### Exercise
For the records below, the count of lines that hold "date" is required; give only that number.

---

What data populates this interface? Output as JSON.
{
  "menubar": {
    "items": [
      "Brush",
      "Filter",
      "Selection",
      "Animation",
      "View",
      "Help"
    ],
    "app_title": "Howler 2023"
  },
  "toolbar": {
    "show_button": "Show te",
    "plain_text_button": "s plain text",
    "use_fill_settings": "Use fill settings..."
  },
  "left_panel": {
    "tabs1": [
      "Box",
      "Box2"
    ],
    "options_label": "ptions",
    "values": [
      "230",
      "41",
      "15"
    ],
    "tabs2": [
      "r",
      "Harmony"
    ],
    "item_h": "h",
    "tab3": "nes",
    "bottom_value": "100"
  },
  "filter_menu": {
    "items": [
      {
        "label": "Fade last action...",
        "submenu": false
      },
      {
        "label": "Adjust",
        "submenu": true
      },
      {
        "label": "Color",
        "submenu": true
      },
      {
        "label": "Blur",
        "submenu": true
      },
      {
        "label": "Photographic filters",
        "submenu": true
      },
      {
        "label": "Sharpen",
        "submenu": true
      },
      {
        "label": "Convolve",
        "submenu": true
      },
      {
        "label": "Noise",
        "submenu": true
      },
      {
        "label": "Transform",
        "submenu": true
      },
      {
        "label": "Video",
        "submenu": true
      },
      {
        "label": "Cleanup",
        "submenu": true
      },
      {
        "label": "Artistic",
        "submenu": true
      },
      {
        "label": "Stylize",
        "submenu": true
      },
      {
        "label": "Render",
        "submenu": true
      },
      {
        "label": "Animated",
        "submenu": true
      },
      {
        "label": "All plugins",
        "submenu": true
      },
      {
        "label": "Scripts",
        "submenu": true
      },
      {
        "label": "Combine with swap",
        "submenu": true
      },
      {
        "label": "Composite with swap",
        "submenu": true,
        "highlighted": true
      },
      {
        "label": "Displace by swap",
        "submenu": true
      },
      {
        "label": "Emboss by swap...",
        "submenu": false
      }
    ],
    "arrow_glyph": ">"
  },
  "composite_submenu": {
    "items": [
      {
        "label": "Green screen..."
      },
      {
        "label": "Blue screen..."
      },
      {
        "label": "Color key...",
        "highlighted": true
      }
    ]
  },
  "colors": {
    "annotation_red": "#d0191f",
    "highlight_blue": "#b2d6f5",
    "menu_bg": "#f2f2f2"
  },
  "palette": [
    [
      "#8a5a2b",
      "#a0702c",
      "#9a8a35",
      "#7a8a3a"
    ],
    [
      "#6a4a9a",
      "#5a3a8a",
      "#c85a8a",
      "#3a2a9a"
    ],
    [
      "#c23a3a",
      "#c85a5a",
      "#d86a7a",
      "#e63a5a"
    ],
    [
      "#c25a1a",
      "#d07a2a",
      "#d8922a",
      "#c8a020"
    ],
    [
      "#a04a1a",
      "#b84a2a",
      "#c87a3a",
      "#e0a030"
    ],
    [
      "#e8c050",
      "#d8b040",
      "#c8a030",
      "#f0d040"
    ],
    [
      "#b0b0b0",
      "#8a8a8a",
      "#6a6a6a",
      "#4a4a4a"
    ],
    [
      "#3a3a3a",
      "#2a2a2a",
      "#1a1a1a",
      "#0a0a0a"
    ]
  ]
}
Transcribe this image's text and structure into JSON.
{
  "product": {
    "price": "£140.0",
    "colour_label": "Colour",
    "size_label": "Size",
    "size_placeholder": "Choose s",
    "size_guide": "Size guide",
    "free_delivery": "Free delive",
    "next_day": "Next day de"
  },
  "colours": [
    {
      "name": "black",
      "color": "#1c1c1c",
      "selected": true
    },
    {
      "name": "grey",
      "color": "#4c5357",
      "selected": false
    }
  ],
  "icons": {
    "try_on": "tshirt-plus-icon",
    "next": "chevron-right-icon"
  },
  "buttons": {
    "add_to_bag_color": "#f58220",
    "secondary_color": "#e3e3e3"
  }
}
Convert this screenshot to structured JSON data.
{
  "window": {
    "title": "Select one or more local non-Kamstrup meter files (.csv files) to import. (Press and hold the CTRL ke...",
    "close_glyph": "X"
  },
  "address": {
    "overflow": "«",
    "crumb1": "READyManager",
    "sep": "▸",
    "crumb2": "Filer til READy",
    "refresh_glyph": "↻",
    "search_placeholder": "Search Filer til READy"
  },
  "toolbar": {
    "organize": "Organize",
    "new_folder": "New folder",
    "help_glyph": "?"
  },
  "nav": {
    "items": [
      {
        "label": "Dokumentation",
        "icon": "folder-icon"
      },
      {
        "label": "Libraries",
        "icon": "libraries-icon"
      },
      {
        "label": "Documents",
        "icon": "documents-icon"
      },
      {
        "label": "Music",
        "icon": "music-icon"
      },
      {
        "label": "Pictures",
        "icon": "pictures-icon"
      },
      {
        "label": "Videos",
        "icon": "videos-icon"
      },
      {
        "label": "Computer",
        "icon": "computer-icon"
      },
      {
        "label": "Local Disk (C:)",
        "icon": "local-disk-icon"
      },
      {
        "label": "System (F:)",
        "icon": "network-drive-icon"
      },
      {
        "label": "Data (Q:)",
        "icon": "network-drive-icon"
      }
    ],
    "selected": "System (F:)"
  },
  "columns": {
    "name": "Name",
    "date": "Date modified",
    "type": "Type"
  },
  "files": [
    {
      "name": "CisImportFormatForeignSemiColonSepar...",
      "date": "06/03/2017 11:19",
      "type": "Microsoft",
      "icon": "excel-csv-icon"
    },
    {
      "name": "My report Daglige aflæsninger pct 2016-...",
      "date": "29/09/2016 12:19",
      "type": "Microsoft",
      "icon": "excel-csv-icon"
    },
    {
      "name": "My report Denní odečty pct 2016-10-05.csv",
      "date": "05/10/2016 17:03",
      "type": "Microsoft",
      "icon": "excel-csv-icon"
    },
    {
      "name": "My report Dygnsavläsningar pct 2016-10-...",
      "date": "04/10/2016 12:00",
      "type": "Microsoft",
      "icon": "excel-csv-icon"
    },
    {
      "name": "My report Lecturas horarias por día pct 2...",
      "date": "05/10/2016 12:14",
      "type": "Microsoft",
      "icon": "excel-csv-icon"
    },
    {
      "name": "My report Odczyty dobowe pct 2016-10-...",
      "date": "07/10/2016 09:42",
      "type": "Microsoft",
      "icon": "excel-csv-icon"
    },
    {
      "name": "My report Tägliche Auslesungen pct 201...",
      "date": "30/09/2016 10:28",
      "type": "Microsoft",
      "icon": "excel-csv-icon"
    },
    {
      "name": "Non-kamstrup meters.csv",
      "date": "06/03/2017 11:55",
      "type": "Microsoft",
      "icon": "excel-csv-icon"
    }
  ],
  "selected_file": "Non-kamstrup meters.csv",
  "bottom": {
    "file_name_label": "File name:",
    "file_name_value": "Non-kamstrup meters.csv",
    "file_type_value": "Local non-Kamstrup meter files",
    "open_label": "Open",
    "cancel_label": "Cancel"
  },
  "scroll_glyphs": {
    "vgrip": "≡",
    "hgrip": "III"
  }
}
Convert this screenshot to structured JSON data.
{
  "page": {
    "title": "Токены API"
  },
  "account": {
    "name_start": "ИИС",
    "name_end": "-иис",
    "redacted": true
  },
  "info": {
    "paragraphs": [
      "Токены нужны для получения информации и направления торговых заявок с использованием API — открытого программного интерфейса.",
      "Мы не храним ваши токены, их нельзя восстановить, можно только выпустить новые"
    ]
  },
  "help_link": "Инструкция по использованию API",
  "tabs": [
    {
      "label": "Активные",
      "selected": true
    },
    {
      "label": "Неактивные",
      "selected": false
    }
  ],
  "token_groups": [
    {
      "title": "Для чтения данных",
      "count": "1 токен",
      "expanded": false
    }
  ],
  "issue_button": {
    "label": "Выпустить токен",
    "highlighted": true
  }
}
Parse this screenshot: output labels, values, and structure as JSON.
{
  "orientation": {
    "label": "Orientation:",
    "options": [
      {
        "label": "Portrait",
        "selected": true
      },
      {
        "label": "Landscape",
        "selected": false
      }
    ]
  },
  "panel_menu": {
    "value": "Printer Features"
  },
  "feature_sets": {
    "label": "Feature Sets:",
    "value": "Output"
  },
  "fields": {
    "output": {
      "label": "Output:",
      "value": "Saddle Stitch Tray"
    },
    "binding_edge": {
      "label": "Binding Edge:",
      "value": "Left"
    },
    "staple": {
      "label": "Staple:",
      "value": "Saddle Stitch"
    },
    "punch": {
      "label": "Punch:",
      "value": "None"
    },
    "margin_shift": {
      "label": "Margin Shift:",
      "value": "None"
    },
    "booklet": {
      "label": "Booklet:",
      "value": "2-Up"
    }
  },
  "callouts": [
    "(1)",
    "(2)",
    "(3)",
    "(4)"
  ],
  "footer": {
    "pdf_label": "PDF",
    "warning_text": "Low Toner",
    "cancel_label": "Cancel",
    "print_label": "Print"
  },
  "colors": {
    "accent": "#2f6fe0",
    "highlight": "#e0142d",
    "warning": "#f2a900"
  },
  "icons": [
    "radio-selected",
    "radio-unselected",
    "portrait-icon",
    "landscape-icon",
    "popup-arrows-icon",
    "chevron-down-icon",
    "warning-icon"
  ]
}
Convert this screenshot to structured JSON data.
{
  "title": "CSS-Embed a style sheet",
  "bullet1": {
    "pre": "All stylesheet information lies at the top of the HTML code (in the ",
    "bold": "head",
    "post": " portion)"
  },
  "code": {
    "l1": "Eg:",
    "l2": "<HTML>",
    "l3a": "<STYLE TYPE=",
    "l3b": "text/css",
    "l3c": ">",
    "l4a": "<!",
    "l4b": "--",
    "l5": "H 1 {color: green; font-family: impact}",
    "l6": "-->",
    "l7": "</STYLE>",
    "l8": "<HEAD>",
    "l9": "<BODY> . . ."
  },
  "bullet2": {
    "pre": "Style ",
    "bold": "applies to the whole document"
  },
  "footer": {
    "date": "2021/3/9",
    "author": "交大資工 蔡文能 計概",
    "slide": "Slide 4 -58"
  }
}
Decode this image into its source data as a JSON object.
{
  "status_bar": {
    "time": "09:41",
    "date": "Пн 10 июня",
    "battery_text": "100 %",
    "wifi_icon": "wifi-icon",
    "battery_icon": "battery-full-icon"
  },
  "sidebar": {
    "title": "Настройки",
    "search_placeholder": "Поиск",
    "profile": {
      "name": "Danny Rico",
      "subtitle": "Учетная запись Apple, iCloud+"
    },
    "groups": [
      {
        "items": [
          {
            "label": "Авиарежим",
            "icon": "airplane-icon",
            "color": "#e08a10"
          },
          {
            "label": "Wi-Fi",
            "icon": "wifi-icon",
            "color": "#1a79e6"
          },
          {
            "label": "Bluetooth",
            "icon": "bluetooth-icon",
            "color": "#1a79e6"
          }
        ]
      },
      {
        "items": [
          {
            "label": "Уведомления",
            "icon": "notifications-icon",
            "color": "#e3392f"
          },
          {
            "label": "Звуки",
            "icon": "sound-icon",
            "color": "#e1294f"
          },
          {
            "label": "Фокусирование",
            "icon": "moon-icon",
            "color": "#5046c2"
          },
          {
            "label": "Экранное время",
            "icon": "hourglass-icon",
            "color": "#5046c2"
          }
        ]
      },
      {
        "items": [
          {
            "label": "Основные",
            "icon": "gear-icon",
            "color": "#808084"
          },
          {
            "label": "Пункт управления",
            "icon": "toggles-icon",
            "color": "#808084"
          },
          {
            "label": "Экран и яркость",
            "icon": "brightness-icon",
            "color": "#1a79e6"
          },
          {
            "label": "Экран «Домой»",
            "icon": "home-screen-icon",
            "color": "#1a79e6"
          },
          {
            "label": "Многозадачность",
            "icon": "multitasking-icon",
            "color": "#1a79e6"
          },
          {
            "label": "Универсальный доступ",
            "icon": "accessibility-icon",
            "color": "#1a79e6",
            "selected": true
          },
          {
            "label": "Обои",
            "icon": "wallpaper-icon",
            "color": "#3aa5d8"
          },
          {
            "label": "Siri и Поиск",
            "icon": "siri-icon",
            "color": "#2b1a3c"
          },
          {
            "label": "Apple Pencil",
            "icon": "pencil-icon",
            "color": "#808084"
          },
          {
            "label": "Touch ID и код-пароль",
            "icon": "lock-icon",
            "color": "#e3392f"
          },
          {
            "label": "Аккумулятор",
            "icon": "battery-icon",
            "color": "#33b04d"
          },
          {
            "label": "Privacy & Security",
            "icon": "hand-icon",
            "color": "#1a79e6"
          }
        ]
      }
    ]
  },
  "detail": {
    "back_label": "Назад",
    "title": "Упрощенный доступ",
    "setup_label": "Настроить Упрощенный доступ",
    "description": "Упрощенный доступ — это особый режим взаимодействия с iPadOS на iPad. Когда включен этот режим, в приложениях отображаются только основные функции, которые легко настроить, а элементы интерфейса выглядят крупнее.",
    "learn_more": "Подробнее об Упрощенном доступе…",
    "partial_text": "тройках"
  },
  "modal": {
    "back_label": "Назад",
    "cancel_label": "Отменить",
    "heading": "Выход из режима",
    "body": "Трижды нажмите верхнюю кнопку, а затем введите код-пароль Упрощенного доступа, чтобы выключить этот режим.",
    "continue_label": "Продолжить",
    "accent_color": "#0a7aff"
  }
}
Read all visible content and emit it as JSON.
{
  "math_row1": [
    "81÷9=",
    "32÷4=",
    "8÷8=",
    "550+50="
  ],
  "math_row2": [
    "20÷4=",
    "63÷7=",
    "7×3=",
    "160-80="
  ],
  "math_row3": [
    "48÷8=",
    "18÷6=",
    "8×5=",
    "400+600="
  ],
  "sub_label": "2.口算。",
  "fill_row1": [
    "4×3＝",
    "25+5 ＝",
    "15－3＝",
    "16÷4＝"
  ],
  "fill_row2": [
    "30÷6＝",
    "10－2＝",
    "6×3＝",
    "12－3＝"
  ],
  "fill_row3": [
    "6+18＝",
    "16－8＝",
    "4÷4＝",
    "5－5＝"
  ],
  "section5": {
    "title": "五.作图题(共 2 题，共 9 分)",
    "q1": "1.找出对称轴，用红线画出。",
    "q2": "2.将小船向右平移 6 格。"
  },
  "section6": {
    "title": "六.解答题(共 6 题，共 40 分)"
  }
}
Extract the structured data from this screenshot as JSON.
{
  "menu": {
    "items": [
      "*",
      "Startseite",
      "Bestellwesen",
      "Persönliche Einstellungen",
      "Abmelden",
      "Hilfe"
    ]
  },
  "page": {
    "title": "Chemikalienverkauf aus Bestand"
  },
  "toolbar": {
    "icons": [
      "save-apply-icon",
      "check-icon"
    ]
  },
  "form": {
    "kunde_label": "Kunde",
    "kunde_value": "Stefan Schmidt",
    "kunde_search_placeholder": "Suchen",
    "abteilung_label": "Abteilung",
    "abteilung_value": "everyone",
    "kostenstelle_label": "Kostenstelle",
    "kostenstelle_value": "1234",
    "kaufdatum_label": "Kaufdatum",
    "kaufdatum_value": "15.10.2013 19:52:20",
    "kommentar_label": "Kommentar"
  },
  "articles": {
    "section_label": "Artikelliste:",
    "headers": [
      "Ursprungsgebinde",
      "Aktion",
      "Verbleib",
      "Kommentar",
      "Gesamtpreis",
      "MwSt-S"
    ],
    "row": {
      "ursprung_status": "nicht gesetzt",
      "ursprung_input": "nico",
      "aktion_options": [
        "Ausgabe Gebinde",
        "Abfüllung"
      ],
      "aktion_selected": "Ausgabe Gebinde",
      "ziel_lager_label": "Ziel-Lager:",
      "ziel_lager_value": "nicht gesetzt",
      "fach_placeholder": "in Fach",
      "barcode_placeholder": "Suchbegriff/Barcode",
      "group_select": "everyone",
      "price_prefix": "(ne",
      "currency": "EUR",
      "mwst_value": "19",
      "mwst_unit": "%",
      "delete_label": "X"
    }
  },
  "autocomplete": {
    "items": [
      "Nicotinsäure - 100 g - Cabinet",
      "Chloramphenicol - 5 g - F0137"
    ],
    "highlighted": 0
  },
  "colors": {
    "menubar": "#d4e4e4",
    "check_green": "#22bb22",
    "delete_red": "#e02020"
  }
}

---

### Solution to the problem
11